[Start of section]

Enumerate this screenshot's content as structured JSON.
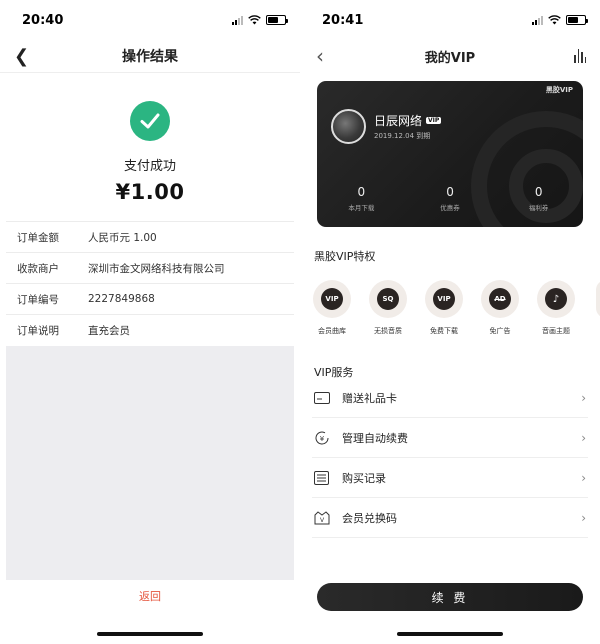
{
  "left": {
    "status_time": "20:40",
    "title": "操作结果",
    "pay_status": "支付成功",
    "amount": "¥1.00",
    "rows": [
      {
        "label": "订单金额",
        "value": "人民币元 1.00"
      },
      {
        "label": "收款商户",
        "value": "深圳市金文网络科技有限公司"
      },
      {
        "label": "订单编号",
        "value": "2227849868"
      },
      {
        "label": "订单说明",
        "value": "直充会员"
      }
    ],
    "return_label": "返回"
  },
  "right": {
    "status_time": "20:41",
    "title": "我的VIP",
    "card": {
      "brand": "黑胶VIP",
      "username": "日辰网络",
      "vip_tag": "VIP",
      "expire": "2019.12.04 到期",
      "stats": [
        {
          "value": "0",
          "label": "本月下载"
        },
        {
          "value": "0",
          "label": "优惠券"
        },
        {
          "value": "0",
          "label": "福利券"
        }
      ]
    },
    "privileges_title": "黑胶VIP特权",
    "privileges": [
      {
        "icon": "VIP",
        "label": "会员曲库"
      },
      {
        "icon": "SQ",
        "label": "无损音质"
      },
      {
        "icon": "VIP",
        "label": "免费下载"
      },
      {
        "icon": "AD",
        "label": "免广告"
      },
      {
        "icon": "♪",
        "label": "音画主题"
      }
    ],
    "services_title": "VIP服务",
    "services": [
      {
        "icon": "gift-card-icon",
        "label": "赠送礼品卡"
      },
      {
        "icon": "auto-renew-icon",
        "label": "管理自动续费"
      },
      {
        "icon": "purchase-record-icon",
        "label": "购买记录"
      },
      {
        "icon": "redeem-code-icon",
        "label": "会员兑换码"
      }
    ],
    "renew_label": "续 费"
  }
}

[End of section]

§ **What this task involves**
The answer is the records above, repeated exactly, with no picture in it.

§ **Task solution**
Enumerate this screenshot's content as structured JSON.
{
  "left": {
    "status_time": "20:40",
    "title": "操作结果",
    "pay_status": "支付成功",
    "amount": "¥1.00",
    "rows": [
      {
        "label": "订单金额",
        "value": "人民币元 1.00"
      },
      {
        "label": "收款商户",
        "value": "深圳市金文网络科技有限公司"
      },
      {
        "label": "订单编号",
        "value": "2227849868"
      },
      {
        "label": "订单说明",
        "value": "直充会员"
      }
    ],
    "return_label": "返回"
  },
  "right": {
    "status_time": "20:41",
    "title": "我的VIP",
    "card": {
      "brand": "黑胶VIP",
      "username": "日辰网络",
      "vip_tag": "VIP",
      "expire": "2019.12.04 到期",
      "stats": [
        {
          "value": "0",
          "label": "本月下载"
        },
        {
          "value": "0",
          "label": "优惠券"
        },
        {
          "value": "0",
          "label": "福利券"
        }
      ]
    },
    "privileges_title": "黑胶VIP特权",
    "privileges": [
      {
        "icon": "VIP",
        "label": "会员曲库"
      },
      {
        "icon": "SQ",
        "label": "无损音质"
      },
      {
        "icon": "VIP",
        "label": "免费下载"
      },
      {
        "icon": "AD",
        "label": "免广告"
      },
      {
        "icon": "♪",
        "label": "音画主题"
      }
    ],
    "services_title": "VIP服务",
    "services": [
      {
        "icon": "gift-card-icon",
        "label": "赠送礼品卡"
      },
      {
        "icon": "auto-renew-icon",
        "label": "管理自动续费"
      },
      {
        "icon": "purchase-record-icon",
        "label": "购买记录"
      },
      {
        "icon": "redeem-code-icon",
        "label": "会员兑换码"
      }
    ],
    "renew_label": "续 费"
  }
}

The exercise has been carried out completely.